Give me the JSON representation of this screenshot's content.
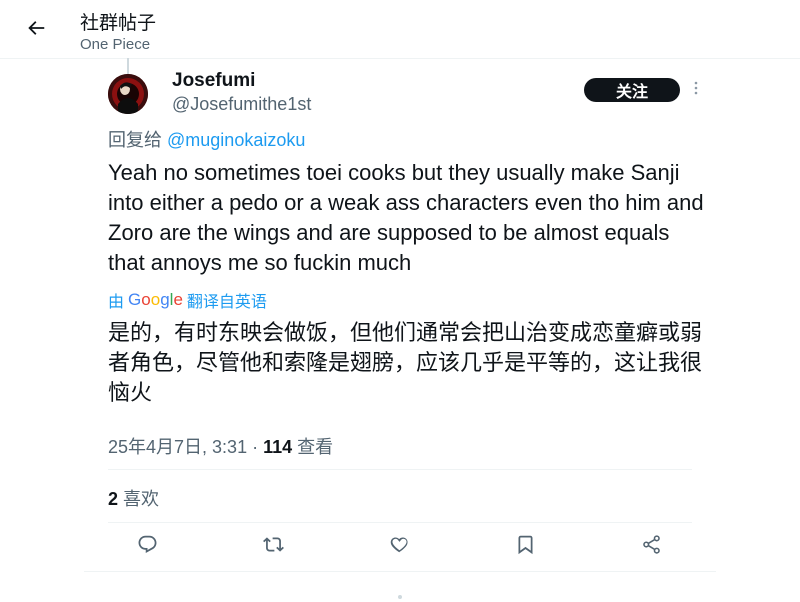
{
  "header": {
    "title": "社群帖子",
    "subtitle": "One Piece",
    "back_icon": "arrow-left-icon"
  },
  "author": {
    "display_name": "Josefumi",
    "handle": "@Josefumithe1st",
    "avatar": "avatar-image"
  },
  "follow_label": "关注",
  "reply": {
    "prefix": "回复给 ",
    "mention": "@muginokaizoku"
  },
  "tweet": {
    "text": "Yeah no sometimes toei cooks but they usually make Sanji into either a pedo or a weak ass characters even tho him and Zoro are the wings and are supposed to be almost equals that annoys me so fuckin much"
  },
  "translation": {
    "by": "由",
    "google": "Google",
    "label": "翻译自英语",
    "text": "是的，有时东映会做饭，但他们通常会把山治变成恋童癖或弱者角色，尽管他和索隆是翅膀，应该几乎是平等的，这让我很恼火"
  },
  "meta": {
    "date": "25年4月7日, 3:31",
    "separator": " · ",
    "views_count": "114",
    "views_label": " 查看"
  },
  "stats": {
    "likes_count": "2",
    "likes_label": " 喜欢"
  },
  "actions": [
    "reply-icon",
    "retweet-icon",
    "like-icon",
    "bookmark-icon",
    "share-icon"
  ],
  "colors": {
    "accent": "#1d9bf0",
    "text": "#0f1419",
    "secondary": "#536471",
    "follow_bg": "#0f1419"
  }
}
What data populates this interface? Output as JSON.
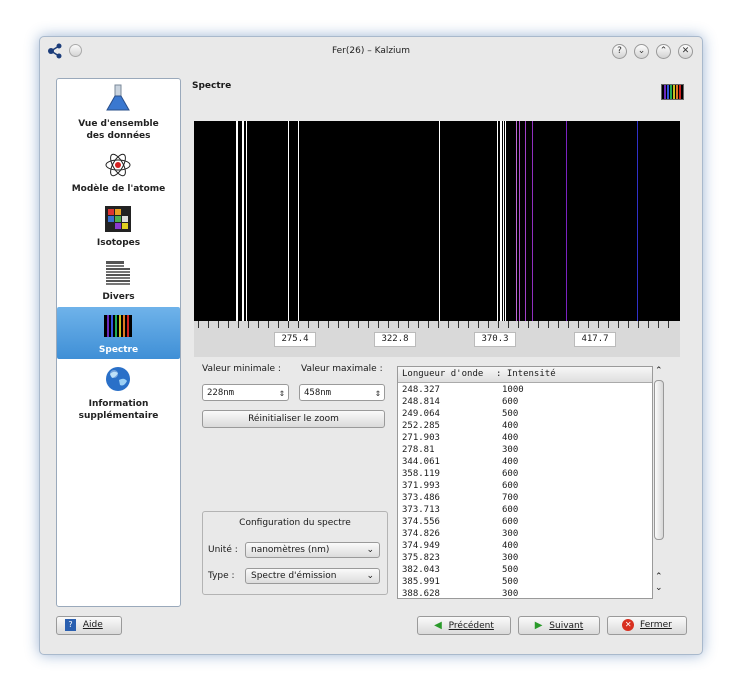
{
  "window": {
    "title": "Fer(26) – Kalzium"
  },
  "titlebar_buttons": [
    "?",
    "⌄",
    "⌃",
    "✕"
  ],
  "sidebar": {
    "items": [
      {
        "label_line1": "Vue d'ensemble",
        "label_line2": "des données",
        "icon": "flask-icon"
      },
      {
        "label_line1": "Modèle de l'atome",
        "label_line2": "",
        "icon": "atom-icon"
      },
      {
        "label_line1": "Isotopes",
        "label_line2": "",
        "icon": "isotopes-icon"
      },
      {
        "label_line1": "Divers",
        "label_line2": "",
        "icon": "misc-icon"
      },
      {
        "label_line1": "Spectre",
        "label_line2": "",
        "icon": "spectrum-icon",
        "active": true
      },
      {
        "label_line1": "Information",
        "label_line2": "supplémentaire",
        "icon": "globe-icon"
      }
    ]
  },
  "main": {
    "heading": "Spectre",
    "scale_labels": [
      "275.4",
      "322.8",
      "370.3",
      "417.7"
    ],
    "min_label": "Valeur minimale :",
    "max_label": "Valeur maximale :",
    "min_value": "228nm",
    "max_value": "458nm",
    "reset_zoom": "Réinitialiser le zoom",
    "config": {
      "title": "Configuration du spectre",
      "unit_label": "Unité :",
      "unit_value": "nanomètres (nm)",
      "type_label": "Type :",
      "type_value": "Spectre d'émission"
    },
    "table": {
      "headers": [
        "Longueur d'onde",
        "Intensité"
      ],
      "rows": [
        [
          "248.327",
          "1000"
        ],
        [
          "248.814",
          "600"
        ],
        [
          "249.064",
          "500"
        ],
        [
          "252.285",
          "400"
        ],
        [
          "271.903",
          "400"
        ],
        [
          "278.81",
          "300"
        ],
        [
          "344.061",
          "400"
        ],
        [
          "358.119",
          "600"
        ],
        [
          "371.993",
          "600"
        ],
        [
          "373.486",
          "700"
        ],
        [
          "373.713",
          "600"
        ],
        [
          "374.556",
          "600"
        ],
        [
          "374.826",
          "300"
        ],
        [
          "374.949",
          "400"
        ],
        [
          "375.823",
          "300"
        ],
        [
          "382.043",
          "500"
        ],
        [
          "385.991",
          "500"
        ],
        [
          "388.628",
          "300"
        ]
      ]
    }
  },
  "footer": {
    "help": "Aide",
    "previous": "Précédent",
    "next": "Suivant",
    "close": "Fermer"
  },
  "colors": {
    "accent": "#3f8fd6",
    "spectrum_bg": "#000000"
  }
}
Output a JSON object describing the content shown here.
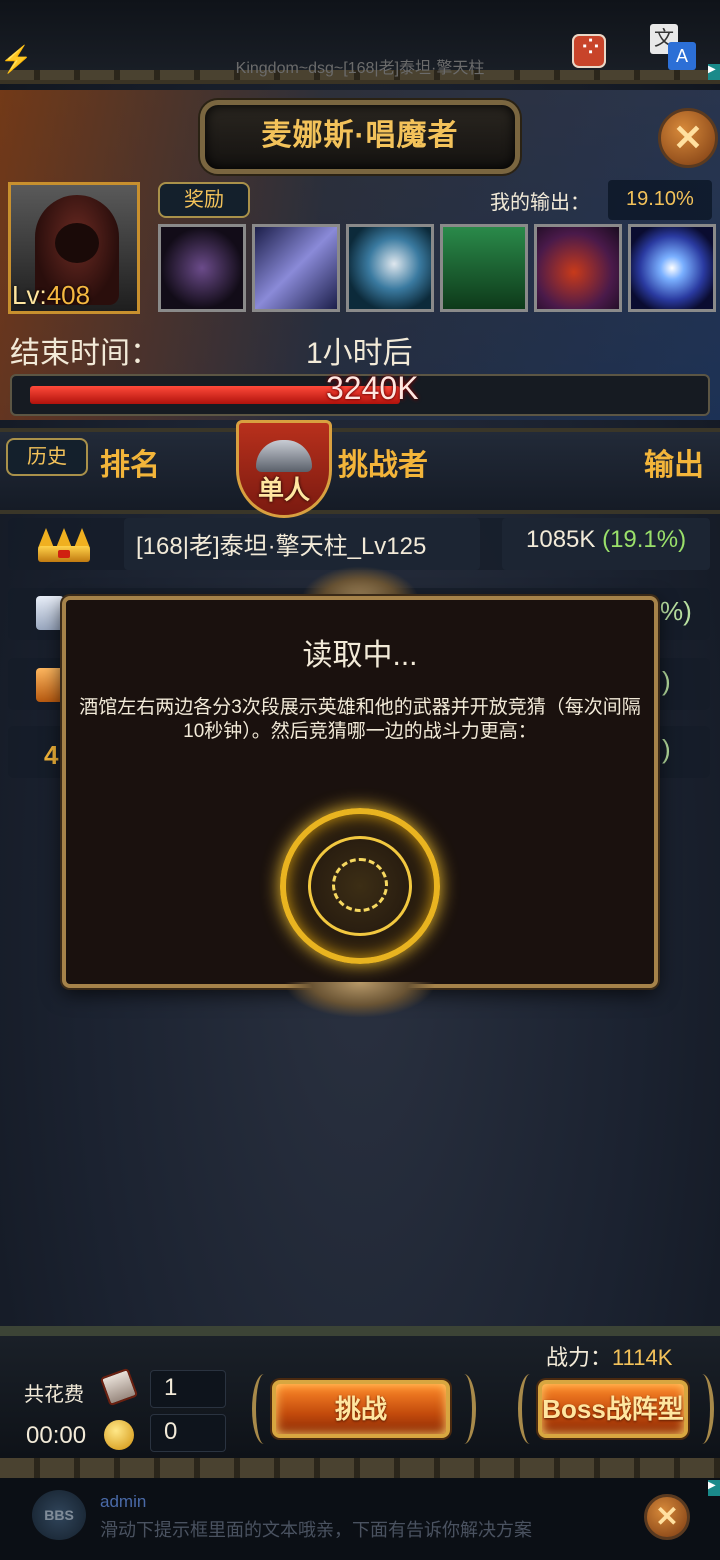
{
  "topbar": {
    "window_title": "Kingdom~dsg~[168|老]泰坦·擎天柱",
    "translate_glyph_a": "文",
    "translate_glyph_b": "A"
  },
  "boss": {
    "name": "麦娜斯·唱魔者",
    "level_prefix": "Lv:",
    "level": "408",
    "reward_label": "奖励",
    "my_output_label": "我的输出：",
    "my_output_value": "19.10%",
    "end_time_label": "结束时间：",
    "end_time_value": "1小时后",
    "hp_text": "3240K",
    "hp_fraction": 0.56
  },
  "ranking": {
    "history_label": "历史",
    "col_rank": "排名",
    "mode_label": "单人",
    "col_challenger": "挑战者",
    "col_output": "输出",
    "rows": [
      {
        "name": "[168|老]泰坦·擎天柱_Lv125",
        "output": "1085K",
        "percent": "(19.1%)"
      }
    ],
    "partial_suffix_1": "%)",
    "partial_suffix_2": ")",
    "partial_suffix_3": ")"
  },
  "modal": {
    "title": "读取中...",
    "text": "酒馆左右两边各分3次段展示英雄和他的武器并开放竞猜（每次间隔10秒钟）。然后竞猜哪一边的战斗力更高："
  },
  "bottom": {
    "power_label": "战力：",
    "power_value": "1114K",
    "cost_label": "共花费",
    "cost_value": "1",
    "timer_value": "00:00",
    "coin_value": "0",
    "challenge_label": "挑战",
    "formation_label": "Boss战阵型"
  },
  "footer": {
    "bbs_label": "BBS",
    "user": "admin",
    "message": "滑动下提示框里面的文本哦亲，下面有告诉你解决方案"
  },
  "colors": {
    "accent_gold": "#f3c25a",
    "hp_red": "#d0201a",
    "percent_green": "#9ae06a"
  }
}
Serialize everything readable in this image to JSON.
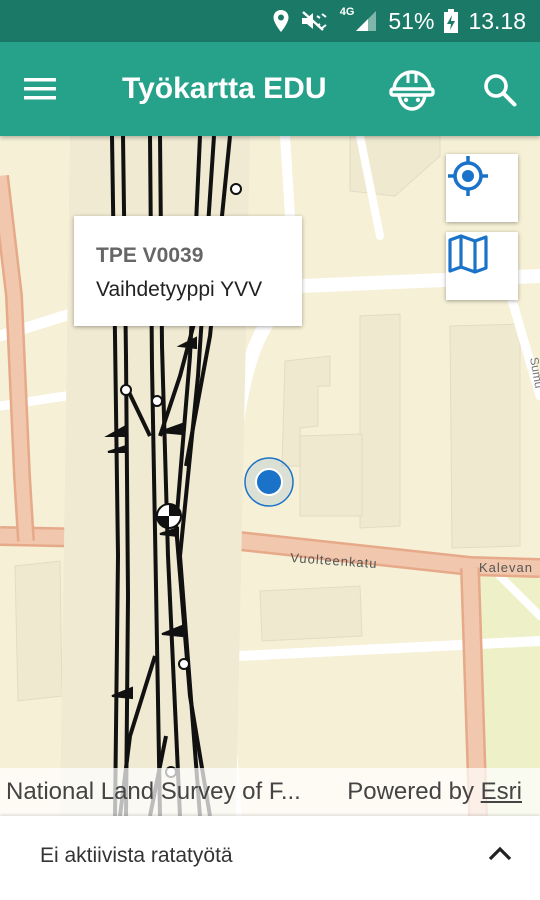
{
  "status_bar": {
    "battery": "51%",
    "time": "13.18",
    "network": "4G",
    "icons": [
      "location-icon",
      "mute-icon",
      "signal-icon",
      "battery-charging-icon"
    ]
  },
  "app_bar": {
    "title": "Työkartta EDU",
    "icons": [
      "menu-icon",
      "worker-helmet-icon",
      "search-icon"
    ],
    "background": "#27a28a",
    "status_color": "#1b7a67"
  },
  "map": {
    "street_labels": {
      "vuolteenkatu": "Vuolteenkatu",
      "kalevan": "Kalevan",
      "sumu": "Sumu"
    },
    "popup": {
      "title": "TPE V0039",
      "subtitle": "Vaihdetyyppi YVV"
    },
    "controls": [
      "my-location-icon",
      "map-layers-icon"
    ],
    "accent": "#1a73c8"
  },
  "attribution": {
    "source": "National Land Survey of F...",
    "powered_prefix": "Powered by",
    "powered_link": "Esri"
  },
  "bottom_panel": {
    "label": "Ei aktiivista ratatyötä"
  }
}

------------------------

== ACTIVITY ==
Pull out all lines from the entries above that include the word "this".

== COMPLETED TASK ==
Give me the JSON representation of this screenshot's content.
What data populates this interface? Output as JSON.
Serialize everything readable in this image to JSON.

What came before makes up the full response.